Problem statement: Pull every line holding the word "Hồng" out of the data and copy it.

Provided entries:
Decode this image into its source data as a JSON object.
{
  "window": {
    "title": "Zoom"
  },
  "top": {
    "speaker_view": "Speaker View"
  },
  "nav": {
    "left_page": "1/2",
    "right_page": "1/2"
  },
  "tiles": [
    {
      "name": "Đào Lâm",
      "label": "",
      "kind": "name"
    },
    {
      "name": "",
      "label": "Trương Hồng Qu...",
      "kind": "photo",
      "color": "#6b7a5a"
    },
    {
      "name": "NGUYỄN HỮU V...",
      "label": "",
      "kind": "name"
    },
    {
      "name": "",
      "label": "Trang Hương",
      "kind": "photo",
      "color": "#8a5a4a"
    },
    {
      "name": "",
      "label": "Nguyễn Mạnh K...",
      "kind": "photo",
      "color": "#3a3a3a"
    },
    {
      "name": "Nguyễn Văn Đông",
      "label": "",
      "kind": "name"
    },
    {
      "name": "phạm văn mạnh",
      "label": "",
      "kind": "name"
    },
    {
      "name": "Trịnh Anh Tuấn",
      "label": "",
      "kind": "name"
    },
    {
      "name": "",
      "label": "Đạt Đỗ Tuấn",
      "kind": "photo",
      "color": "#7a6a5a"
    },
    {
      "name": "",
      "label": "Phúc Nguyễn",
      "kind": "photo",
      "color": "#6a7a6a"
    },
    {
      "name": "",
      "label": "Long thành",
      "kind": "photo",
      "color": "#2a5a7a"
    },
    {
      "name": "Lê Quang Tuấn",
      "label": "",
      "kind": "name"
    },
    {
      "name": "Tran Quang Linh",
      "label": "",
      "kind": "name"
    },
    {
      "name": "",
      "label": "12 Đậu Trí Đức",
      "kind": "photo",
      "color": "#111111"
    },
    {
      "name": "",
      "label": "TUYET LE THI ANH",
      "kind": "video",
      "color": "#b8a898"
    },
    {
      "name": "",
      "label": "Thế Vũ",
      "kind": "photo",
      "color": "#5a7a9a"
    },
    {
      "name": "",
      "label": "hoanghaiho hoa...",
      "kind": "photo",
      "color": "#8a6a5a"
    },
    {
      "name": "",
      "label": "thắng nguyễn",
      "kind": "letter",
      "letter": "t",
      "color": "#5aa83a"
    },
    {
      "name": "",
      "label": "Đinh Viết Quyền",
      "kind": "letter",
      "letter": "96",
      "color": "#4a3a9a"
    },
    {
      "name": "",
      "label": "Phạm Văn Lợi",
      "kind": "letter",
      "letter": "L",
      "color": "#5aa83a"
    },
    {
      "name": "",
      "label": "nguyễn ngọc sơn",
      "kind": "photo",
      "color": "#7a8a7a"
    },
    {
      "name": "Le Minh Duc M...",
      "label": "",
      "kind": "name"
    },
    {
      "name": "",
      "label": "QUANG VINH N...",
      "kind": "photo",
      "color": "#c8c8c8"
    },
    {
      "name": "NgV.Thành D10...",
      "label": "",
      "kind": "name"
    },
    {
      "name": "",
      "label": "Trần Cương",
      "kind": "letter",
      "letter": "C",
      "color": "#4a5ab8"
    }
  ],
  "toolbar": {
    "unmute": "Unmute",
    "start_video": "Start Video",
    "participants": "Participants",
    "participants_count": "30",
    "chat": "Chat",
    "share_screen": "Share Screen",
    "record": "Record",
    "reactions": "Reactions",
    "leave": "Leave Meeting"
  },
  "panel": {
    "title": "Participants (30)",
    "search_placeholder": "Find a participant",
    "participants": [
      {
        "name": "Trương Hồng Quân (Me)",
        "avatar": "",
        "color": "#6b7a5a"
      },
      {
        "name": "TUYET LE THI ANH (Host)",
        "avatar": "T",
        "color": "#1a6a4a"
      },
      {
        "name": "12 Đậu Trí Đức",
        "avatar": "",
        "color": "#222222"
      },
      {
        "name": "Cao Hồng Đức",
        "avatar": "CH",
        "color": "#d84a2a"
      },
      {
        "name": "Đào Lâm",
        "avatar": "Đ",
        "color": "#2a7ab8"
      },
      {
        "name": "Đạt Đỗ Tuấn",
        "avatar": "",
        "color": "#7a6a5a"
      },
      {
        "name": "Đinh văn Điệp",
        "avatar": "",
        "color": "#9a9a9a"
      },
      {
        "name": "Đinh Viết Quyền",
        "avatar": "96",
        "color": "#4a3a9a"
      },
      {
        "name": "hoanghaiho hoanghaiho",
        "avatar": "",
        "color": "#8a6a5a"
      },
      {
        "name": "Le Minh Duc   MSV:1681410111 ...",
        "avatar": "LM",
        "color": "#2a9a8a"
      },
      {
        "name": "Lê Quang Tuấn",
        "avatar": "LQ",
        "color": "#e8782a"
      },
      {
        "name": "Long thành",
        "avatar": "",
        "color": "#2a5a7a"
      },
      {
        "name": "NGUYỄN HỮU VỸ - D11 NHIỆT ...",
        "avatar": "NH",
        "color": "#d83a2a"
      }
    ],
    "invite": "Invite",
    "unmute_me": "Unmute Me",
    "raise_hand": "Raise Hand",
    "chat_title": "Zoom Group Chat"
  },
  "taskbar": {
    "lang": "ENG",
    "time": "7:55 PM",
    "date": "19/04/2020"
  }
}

Output of the exercise:
      "label": "Trương Hồng Qu...",
        "name": "Trương Hồng Quân (Me)",
        "name": "Cao Hồng Đức",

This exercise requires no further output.